myTable = Array[Subscript[a, Row[{##}]] &, {3, 6}];
myTable//TeXForm


$$\left( \begin{array}{cccccc} a_{11} & a_{12} & a_{13} & a_{14} & a_{15} & a_{16} \\ a_{21} & a_{22} & a_{23} & a_{24} & a_{25} & a_{26} \\ a_{31} & a_{32} & a_{33} & a_{34} & a_{35} & a_{36} \\ \end{array} \right)$$

myTable Threaded[SparseArray[Thread[{2,5}->2],Dimensions@myTable[[2]],1]]

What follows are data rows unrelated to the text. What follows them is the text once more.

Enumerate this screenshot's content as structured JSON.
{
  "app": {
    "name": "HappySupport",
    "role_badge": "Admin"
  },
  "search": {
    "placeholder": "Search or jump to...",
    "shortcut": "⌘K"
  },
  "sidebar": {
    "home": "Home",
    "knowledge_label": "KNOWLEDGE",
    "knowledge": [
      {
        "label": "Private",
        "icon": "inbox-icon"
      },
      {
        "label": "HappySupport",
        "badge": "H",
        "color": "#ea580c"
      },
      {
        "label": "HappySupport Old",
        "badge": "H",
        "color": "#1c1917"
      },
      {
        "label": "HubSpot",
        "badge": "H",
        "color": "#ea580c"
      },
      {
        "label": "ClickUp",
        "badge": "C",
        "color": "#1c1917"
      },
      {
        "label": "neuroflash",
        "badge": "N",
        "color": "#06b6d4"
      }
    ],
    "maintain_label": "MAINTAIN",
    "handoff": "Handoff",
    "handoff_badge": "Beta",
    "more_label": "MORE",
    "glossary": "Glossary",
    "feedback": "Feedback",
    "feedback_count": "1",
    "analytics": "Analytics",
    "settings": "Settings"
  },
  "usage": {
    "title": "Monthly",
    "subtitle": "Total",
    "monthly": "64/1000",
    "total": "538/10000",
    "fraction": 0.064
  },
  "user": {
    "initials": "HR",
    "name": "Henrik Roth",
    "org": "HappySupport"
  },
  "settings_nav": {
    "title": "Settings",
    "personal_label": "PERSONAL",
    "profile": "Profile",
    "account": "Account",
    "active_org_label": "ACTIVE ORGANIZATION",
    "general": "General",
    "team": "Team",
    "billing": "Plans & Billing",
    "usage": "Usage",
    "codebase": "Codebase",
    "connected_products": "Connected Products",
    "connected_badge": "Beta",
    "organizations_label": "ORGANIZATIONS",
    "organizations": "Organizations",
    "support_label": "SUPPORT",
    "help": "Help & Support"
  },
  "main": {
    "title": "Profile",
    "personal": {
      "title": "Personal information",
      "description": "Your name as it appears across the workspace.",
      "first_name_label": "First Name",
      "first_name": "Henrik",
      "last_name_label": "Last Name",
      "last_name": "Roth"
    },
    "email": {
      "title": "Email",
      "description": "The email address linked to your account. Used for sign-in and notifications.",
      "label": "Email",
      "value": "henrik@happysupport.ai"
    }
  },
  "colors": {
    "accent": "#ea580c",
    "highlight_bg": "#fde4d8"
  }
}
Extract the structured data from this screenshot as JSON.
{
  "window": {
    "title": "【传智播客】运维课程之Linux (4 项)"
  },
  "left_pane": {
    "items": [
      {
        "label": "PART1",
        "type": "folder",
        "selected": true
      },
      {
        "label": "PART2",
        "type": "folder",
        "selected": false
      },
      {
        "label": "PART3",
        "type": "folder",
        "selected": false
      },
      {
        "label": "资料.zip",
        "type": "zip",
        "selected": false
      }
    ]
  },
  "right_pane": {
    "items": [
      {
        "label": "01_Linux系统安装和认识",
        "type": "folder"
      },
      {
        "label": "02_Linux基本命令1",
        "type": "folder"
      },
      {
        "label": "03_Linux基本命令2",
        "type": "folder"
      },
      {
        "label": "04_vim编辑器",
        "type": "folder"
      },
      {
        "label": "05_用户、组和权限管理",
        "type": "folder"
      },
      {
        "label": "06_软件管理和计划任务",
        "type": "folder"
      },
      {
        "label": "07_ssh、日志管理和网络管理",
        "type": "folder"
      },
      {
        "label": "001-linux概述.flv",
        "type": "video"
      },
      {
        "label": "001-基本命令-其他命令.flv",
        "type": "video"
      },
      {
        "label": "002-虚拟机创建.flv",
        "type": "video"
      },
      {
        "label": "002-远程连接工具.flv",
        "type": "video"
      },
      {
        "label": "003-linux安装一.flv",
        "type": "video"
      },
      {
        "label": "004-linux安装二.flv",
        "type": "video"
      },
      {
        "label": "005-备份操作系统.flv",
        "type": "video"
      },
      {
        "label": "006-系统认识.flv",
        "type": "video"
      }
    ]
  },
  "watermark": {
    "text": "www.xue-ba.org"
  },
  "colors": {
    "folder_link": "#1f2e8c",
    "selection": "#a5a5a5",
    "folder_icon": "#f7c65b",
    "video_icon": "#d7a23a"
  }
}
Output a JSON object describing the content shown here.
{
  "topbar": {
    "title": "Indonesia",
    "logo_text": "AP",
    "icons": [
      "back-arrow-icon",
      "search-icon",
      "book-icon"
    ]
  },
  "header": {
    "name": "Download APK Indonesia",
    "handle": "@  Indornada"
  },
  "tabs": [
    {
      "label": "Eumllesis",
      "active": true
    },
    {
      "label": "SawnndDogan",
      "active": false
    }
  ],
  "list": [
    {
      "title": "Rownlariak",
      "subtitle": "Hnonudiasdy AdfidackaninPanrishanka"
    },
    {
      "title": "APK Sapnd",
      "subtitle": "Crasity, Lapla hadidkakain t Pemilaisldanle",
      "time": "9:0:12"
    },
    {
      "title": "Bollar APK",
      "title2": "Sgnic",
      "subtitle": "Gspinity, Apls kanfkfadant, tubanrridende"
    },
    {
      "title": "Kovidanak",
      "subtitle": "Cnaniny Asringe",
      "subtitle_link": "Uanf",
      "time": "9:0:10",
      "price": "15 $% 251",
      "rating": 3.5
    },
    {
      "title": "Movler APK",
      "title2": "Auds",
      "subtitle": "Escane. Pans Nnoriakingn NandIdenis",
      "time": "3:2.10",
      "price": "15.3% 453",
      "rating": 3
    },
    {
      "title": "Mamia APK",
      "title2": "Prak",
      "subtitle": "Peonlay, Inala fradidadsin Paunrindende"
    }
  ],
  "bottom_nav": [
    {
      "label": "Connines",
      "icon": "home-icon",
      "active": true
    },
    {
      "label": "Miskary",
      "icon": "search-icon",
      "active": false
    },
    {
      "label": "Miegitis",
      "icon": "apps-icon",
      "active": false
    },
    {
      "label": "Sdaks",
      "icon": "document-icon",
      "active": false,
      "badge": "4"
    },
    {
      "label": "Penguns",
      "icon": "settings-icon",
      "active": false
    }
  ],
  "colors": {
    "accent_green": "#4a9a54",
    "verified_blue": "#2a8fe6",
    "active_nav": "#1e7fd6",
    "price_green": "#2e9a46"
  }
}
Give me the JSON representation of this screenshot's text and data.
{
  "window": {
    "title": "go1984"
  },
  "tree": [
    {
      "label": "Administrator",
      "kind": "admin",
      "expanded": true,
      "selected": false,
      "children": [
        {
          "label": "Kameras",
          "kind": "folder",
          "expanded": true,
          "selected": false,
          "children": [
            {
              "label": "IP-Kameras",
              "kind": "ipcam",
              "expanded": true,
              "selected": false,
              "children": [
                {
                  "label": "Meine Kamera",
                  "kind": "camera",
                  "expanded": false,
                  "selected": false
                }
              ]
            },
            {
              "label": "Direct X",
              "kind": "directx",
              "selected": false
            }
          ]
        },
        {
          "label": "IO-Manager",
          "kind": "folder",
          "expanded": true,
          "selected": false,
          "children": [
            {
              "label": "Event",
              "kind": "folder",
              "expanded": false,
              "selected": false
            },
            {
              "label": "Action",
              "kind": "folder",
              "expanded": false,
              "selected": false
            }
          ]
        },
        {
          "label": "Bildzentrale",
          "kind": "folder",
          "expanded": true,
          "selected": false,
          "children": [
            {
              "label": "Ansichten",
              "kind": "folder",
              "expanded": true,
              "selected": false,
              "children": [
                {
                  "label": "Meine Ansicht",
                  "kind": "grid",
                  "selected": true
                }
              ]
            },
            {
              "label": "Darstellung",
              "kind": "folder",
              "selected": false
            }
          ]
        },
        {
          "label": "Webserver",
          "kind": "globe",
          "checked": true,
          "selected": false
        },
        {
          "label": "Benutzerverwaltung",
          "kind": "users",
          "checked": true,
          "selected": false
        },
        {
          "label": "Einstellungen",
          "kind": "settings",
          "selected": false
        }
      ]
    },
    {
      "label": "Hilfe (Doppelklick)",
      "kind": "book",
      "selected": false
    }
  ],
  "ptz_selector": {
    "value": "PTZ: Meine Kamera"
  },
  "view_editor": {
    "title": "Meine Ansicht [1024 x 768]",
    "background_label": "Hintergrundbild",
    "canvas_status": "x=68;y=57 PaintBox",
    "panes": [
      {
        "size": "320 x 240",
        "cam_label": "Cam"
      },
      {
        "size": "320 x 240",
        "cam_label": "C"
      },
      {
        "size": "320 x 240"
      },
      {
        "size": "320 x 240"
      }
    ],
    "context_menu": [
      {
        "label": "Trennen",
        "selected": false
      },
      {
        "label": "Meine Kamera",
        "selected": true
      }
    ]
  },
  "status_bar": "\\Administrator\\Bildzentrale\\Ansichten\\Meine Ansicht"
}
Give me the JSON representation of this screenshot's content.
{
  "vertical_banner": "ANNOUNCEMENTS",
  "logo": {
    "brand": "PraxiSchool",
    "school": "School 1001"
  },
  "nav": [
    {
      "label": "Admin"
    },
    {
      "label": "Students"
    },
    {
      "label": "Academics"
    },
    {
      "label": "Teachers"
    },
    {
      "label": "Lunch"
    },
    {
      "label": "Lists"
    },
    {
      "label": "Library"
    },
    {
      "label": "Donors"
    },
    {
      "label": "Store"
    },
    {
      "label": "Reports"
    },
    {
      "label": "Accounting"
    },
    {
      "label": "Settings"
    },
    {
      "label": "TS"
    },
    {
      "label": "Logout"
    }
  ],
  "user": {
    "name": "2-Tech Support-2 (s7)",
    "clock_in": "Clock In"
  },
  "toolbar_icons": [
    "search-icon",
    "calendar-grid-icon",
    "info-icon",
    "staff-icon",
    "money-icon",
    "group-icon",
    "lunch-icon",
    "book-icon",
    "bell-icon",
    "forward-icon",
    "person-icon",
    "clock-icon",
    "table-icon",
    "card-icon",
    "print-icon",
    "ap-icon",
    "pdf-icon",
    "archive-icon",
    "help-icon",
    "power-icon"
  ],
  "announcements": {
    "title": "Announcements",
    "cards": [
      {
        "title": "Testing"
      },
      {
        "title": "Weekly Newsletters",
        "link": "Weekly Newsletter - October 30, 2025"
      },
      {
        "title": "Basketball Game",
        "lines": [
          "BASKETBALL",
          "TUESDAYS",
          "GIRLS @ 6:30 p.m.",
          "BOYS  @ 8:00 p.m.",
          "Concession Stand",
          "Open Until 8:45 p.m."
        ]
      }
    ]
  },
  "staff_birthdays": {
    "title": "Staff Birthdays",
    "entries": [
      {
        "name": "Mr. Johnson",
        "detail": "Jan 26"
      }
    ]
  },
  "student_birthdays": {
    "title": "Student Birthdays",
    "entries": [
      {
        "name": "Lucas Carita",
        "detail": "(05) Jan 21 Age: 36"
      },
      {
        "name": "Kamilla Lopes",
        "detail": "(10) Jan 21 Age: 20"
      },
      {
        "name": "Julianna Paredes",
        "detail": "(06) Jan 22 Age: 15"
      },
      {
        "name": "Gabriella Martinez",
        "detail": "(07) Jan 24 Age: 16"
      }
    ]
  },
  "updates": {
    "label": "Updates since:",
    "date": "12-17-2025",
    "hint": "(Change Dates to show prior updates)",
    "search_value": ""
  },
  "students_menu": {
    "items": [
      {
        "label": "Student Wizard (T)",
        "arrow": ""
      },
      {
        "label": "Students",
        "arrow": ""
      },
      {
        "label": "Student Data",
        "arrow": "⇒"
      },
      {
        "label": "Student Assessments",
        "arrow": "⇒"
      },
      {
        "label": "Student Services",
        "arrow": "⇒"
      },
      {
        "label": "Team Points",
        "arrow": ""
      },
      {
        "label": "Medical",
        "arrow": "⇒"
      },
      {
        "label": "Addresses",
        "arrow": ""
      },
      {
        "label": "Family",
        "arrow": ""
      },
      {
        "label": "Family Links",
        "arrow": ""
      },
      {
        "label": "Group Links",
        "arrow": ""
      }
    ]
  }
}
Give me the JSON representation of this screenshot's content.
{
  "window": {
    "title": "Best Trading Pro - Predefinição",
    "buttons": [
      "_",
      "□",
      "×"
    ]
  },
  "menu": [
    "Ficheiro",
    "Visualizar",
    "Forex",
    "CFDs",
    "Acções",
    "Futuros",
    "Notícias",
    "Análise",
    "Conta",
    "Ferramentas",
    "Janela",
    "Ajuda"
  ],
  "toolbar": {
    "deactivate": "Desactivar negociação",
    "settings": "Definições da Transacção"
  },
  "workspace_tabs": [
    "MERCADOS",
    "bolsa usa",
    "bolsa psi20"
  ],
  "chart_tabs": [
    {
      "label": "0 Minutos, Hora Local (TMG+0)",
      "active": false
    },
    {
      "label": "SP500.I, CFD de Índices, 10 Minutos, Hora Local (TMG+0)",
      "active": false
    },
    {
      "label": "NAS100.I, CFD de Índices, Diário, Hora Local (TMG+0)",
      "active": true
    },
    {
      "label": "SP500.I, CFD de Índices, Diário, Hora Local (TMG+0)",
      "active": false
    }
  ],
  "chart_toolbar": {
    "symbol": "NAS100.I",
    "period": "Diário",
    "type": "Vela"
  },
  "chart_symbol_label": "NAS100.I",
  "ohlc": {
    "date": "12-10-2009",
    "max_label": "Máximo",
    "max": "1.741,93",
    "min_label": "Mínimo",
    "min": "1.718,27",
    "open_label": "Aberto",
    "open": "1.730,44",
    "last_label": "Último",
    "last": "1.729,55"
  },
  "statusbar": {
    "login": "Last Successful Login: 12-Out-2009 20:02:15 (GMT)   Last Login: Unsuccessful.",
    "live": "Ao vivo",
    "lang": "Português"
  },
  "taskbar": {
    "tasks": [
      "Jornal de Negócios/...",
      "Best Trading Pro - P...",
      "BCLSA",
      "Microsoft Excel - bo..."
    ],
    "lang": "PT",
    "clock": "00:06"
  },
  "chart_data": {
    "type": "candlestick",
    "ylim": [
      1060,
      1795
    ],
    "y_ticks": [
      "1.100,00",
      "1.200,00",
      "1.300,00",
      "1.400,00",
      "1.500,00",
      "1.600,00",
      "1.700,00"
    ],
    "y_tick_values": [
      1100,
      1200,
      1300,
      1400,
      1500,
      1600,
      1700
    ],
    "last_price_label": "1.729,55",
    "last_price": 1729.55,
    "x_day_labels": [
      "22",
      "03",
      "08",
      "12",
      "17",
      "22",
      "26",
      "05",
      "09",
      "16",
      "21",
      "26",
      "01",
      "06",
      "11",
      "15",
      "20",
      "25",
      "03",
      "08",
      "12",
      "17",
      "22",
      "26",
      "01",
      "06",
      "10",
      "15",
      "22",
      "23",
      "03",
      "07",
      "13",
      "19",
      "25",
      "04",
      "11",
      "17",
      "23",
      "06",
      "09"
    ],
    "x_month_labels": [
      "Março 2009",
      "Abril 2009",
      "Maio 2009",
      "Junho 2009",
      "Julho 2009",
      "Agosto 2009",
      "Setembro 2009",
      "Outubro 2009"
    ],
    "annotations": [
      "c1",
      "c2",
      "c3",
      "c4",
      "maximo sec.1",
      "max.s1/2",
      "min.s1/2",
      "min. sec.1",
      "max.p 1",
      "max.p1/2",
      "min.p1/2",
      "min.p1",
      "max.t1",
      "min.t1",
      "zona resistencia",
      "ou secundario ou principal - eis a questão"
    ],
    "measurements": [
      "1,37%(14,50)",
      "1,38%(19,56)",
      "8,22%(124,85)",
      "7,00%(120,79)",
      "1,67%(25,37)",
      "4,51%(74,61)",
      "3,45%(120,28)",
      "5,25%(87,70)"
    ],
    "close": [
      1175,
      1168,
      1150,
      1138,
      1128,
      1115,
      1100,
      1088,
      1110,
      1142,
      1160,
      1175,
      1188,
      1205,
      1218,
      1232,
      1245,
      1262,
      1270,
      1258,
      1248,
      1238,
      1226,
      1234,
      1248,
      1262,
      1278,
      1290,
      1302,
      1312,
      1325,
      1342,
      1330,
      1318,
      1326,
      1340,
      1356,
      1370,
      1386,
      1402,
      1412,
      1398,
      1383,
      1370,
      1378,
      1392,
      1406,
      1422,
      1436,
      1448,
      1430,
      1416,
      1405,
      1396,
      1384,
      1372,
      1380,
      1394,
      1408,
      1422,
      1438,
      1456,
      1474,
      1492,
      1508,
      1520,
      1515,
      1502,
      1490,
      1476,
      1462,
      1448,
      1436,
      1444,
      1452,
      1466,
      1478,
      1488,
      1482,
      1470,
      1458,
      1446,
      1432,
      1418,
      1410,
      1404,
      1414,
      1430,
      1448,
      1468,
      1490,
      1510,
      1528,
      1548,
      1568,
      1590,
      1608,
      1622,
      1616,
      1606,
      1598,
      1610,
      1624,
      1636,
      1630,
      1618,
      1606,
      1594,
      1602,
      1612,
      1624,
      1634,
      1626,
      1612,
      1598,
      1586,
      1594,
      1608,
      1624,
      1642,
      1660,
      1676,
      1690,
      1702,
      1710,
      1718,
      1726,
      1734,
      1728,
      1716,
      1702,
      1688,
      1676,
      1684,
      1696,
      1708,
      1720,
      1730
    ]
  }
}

$$\left( \begin{array}{cccccc} a_{11} & 2 a_{12} & a_{13} & a_{14} & 2 a_{15} & a_{16} \\ a_{21} & 2 a_{22} & a_{23} & a_{24} & 2 a_{25} & a_{26} \\ a_{31} & 2 a_{32} & a_{33} & a_{34} & 2 a_{35} & a_{36} \\ \end{array} \right)$$

myTable Threaded[SparseArray[{2->2,3->10,6->100},Dimensions@myTable[[2]],1]]


$$\left( \begin{array}{cccccc} a_{11} & 2 a_{12} & 10 a_{13} & a_{14} & a_{15} & 100 a_{16} \\ a_{21} & 2 a_{22} & 10 a_{23} & a_{24} & a_{25} & 100 a_{26} \\ a_{31} & 2 a_{32} & 10 a_{33} & a_{34} & a_{35} & 100 a_{36} \\ \end{array} \right)$$

• You could also use a 1D SparseArray with default value 1, and then use DiagonalMatrix to convert it. That way you can avoid the 2D specifications and the need for Band Jun 8, 2022 at 11:08
a = 2; k = 2; m = 5;


Using direct multiplication:

v = ReplacePart[ConstantArray[1, Last@Dimensions@tab],
List /@ {k, m} -> a]


{1, 2, 1, 1, 2, 1}

v tab[[#]] & /@ Range[Length@tab] // TableForm


Using MapAt:

MapAt[Times[a #] &, tab, {All, #} & /@ {k, m}] // TableForm


Using SubsetMap:

SubsetMap[Times[a #] &, tab[[#]], {k, m}] & /@
Range[Length@tab] // TableForm

MapAt[a*#&,tab,{{All,2},{All,5}}]


Building a MultiplyByPosition function:

MultiplyByPosition[array_?VectorQ, factor_, positions : {___Integer}] :=
ReplacePart[array, Thread[Rule[Nest[Map[List, #] &, positions, 2],
Flatten[factor*Extract[array, Nest[Map[List, #] &, positions, 2]]]]]]

MultiplyByPosition[array_?TensorQ, factor_, positions : {___Integer}] :=
Map[MultiplyByPosition[#, factor, positions] &, array]


Testing MultiplyByPosition:

MultiplyByPosition[tab, a, {2, 5}]===Query[All, Thread[{2, 5} -> Function[a*#]]]@tab

(*True*)


Another way using ReplaceAt and SubsetMap:

Transpose@ReplaceAt[{Transpose@tab}, _ -> SubsetMap[a*# &, {2, 5}], 0]